Methods and Results—Three groups of 40 patients with serial echocardiograms over a mean of 23.4 months were identified from an echocardiography database: patients first studied early (6±12 days) and late (12±7 years) after an inferior MI and normal controls. MV thickness was correlated with MR. We studied the mechanisms for MV changes in a sheep model (6 apical MI versus 6 controls) followed for 8 weeks, with MV cellular and histopathologic analyses. Early post-MI, leaflet thickness was found to be similar to controls (2.6±0.5 vs 2.5±0.4 mm; P=0.23) but significantly increased over time (2.5±0.4 to 2.9±0.4 mm; P<0.01). In this group, patients tolerating maximal doses of renin–angiotensin blocking agents had less thickening (25% of patients; P<0.01). The late-MI group had increased thickness (3.2±0.5 vs 2.5±0.4 mm; P<0.01) without progression. At follow-up, 48% of post-MI patients had more than mild MR. Increased thickness was independently associated with MR. Experimentally, 8 weeks post-MI, MVs were 2-fold thicker than controls, with increased collagen, profibrotic transforming growth factor-β, and endothelial-to-mesenchymal transformation, confirmed by flow cytometry.
Conclusions—MV thickness increases post-MI and correlates with MR, suggesting an organic component to ischemic MR. MV fibrotic remodeling can indicate directions for future therapy.

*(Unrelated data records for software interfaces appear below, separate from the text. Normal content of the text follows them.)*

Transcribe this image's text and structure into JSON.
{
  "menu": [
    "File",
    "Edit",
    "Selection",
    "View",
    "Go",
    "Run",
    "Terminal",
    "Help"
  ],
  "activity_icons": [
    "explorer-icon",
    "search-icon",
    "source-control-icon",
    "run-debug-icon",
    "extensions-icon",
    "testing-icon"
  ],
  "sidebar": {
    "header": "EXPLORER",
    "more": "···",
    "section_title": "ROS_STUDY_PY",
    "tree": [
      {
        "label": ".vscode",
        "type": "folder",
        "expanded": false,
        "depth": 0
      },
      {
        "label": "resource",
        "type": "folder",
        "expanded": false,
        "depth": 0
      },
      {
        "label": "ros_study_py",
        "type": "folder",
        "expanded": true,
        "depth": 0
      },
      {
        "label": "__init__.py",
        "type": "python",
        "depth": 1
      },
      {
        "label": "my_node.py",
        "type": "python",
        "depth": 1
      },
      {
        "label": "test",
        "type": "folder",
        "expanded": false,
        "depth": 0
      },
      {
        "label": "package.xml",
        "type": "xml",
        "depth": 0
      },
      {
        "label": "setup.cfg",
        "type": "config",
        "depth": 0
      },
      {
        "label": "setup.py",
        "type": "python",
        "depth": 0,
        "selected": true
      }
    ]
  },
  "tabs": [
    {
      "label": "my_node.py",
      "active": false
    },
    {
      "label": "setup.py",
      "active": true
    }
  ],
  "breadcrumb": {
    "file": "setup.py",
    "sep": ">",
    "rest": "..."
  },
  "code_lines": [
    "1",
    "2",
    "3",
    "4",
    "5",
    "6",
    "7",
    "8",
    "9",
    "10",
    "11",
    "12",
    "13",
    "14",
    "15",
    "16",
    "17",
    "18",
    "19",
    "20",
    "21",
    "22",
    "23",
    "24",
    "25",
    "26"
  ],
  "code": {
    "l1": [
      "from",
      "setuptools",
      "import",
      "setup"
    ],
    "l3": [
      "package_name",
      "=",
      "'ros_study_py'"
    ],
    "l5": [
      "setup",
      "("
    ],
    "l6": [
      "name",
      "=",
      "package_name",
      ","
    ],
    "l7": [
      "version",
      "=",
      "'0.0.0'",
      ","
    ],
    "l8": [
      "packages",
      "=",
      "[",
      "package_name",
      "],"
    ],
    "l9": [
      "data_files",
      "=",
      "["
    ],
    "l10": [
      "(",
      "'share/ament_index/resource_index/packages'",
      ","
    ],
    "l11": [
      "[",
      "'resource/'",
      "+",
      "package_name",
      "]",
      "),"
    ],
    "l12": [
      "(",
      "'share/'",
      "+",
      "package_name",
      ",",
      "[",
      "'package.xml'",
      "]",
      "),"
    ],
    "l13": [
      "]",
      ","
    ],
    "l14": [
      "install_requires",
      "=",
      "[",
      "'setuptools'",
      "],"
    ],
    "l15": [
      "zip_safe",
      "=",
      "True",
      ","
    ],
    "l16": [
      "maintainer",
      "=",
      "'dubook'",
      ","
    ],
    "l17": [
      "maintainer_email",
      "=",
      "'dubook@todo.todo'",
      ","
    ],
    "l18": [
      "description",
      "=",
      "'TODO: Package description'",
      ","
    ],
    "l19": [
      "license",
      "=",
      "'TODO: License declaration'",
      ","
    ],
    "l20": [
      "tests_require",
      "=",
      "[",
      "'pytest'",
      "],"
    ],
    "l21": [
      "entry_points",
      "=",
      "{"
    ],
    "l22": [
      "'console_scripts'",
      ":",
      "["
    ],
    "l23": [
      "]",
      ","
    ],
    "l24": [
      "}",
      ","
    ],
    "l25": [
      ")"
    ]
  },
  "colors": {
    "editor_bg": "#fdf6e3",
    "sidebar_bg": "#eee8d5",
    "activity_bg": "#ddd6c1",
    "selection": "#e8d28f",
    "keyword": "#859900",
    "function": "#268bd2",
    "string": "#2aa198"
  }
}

- Received April 4, 2017.
- Accepted September 6, 2017.
- © 2017 American Heart Association, Inc.